https://doi.org/10.1111/camh.12128

GP-CORE

GP-CORE (PDF, 148KB)

A 14-item version designed for a general population and has been used in student surveys of wellbeing. 

GP-CORE reference: Sinclair, A., Barkham, M., Evans, C., Connell, J., and Audin K. (2005). Rationale and development of a general population well-being measure: Psychometric status of the GP-CORE in a student sample. British Journal of Guidance and Counselling, 33, 153-174.
https://doi.org/10.1080/03069880500132581

LD-CORE-14

LD-CORE-14 (PDF, 265KB)

A 14-item version designed for the learning disability population. 

LD-CORE (14-item) reference: Barton, P., Brooks, M., Davies, S., Flynn, T., and Wood, V. (2008). From CORE-OM to CORE-LD through participatory research. Clinical Psychology and People with Learning Disabilities, 6, 27–28.
http://doi.org/10.1111/j.1468-3156.2007.00476.x

CORE measures: Conditions of use and more information

All versions are made available for reuse under the Attribution-NonCommercial-NoDerivatives 4.0 International (CC BY-NC-ND 4.0) licence. The measures can be download and reused without charge but they cannot be changed or used for financial gain.

The measures can be incorporated into software providing they are

More information is available at https://www.coresystemtrust.org.uk. Email chris@psyctc.org to obtain the appropriate permissions if you are considering this course of action.

More information regarding translations of all versions in multiple languages (currently approximately 25) are available at https://www.coresystemtrust.org.uk and any queries about translations of CORE measures should be directed to chris@psyctc.org.

For any queries regarding data arising from using CORE measures, contact m.barkham@sheffield.ac.uk in the first instance.
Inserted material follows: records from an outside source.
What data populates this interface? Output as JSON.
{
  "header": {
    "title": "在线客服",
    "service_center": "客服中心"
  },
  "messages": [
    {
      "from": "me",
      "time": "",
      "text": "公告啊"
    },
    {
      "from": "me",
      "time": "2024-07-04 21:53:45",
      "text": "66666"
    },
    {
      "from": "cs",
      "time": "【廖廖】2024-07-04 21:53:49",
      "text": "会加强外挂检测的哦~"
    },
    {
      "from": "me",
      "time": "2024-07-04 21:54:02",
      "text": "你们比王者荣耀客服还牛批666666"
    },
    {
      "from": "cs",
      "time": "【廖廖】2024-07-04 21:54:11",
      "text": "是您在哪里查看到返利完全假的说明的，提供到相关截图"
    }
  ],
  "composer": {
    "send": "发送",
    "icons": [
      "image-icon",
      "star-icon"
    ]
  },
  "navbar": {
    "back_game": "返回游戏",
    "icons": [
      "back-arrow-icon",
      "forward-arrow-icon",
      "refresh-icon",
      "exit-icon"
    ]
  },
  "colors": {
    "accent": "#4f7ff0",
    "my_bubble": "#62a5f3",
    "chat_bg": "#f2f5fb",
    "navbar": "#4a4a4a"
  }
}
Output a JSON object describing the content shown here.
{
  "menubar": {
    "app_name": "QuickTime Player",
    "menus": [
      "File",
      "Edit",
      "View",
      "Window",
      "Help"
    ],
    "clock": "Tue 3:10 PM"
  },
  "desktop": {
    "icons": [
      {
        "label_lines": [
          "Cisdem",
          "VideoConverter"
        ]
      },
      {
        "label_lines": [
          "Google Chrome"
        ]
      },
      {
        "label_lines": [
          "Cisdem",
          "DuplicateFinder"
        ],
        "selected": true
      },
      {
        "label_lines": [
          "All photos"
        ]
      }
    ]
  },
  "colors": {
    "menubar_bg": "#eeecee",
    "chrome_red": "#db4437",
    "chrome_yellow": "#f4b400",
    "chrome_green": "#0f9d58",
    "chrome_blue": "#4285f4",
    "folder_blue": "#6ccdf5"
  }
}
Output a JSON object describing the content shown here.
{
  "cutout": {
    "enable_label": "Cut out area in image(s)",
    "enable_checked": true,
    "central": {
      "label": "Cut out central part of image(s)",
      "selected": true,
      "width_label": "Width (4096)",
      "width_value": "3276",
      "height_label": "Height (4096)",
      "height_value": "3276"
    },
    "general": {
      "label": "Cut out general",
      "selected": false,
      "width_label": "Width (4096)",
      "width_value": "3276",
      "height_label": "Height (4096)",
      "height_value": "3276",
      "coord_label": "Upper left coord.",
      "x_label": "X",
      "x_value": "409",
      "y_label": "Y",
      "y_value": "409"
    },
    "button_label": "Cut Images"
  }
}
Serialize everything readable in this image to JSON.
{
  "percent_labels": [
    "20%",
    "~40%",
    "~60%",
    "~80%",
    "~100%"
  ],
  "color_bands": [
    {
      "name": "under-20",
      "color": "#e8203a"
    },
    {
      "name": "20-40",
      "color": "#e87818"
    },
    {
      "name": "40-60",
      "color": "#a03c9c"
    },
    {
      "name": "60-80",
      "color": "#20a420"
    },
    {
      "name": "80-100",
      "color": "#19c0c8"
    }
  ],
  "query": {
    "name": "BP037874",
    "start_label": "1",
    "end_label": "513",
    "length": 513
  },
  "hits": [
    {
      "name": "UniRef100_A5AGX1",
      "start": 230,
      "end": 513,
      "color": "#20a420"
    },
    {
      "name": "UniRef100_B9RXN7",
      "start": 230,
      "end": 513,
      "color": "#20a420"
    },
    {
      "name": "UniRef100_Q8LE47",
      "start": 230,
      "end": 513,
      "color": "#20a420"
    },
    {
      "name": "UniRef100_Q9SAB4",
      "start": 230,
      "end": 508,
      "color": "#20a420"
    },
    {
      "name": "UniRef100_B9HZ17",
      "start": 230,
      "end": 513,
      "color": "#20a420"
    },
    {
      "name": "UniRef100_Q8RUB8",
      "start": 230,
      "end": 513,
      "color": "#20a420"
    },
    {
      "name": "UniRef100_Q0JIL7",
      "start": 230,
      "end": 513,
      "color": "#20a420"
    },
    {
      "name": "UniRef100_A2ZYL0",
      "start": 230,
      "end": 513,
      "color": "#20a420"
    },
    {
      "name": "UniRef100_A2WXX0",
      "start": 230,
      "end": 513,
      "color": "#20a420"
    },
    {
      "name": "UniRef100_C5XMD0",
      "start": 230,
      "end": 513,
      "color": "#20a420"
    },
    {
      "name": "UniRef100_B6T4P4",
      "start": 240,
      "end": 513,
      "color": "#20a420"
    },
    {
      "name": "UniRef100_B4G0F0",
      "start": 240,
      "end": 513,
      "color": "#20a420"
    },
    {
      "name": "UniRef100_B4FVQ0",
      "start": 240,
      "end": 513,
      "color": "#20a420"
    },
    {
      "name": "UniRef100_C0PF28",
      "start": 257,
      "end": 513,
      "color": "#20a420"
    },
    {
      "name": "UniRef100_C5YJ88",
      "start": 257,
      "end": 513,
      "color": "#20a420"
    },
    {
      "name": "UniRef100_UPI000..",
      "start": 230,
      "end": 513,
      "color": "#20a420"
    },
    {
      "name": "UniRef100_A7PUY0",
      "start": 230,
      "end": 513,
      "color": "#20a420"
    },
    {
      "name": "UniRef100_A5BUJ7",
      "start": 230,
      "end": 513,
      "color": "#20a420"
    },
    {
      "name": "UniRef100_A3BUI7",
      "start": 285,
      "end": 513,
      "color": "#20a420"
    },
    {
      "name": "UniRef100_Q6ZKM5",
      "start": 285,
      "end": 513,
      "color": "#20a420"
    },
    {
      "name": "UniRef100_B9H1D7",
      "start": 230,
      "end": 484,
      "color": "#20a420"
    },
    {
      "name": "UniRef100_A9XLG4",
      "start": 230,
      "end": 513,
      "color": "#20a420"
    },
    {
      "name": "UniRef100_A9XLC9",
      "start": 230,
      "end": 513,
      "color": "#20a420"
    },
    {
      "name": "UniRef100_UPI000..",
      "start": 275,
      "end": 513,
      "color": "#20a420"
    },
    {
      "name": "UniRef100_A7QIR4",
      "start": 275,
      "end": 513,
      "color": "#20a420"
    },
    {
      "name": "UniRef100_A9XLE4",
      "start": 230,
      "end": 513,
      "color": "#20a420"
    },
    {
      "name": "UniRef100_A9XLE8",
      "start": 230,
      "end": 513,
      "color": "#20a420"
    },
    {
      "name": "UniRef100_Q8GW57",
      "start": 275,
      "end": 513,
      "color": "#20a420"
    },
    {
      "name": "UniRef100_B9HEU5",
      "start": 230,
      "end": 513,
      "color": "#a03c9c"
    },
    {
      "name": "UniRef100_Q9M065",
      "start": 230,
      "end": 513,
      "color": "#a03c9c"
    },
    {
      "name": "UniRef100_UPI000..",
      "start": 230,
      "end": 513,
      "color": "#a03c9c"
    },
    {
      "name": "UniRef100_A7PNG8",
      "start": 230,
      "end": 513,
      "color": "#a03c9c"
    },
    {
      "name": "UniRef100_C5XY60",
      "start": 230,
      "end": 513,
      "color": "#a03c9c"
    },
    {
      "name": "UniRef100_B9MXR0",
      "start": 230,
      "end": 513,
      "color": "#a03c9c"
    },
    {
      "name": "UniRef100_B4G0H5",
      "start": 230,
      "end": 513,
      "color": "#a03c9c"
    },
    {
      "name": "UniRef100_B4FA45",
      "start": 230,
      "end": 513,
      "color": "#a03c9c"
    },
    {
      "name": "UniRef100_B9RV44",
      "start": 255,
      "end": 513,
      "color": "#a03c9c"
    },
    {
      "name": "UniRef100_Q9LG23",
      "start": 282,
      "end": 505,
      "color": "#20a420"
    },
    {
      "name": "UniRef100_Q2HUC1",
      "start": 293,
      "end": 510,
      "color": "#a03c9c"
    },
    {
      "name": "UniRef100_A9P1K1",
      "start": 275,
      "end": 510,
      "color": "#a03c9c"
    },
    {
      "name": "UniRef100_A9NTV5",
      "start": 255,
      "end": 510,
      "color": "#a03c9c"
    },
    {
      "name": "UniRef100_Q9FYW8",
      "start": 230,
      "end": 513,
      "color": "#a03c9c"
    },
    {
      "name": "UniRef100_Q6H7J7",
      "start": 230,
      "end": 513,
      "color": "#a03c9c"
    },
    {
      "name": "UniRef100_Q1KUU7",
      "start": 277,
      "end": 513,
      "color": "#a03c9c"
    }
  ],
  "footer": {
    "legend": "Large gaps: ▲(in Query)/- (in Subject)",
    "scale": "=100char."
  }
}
For any queries about CORE Net, an IT platform supporting the implementation of CORE measures (as well as other measures), contact john@coreims.co.uk at CORE Information Management Systems (http://www.coreims.co.uk).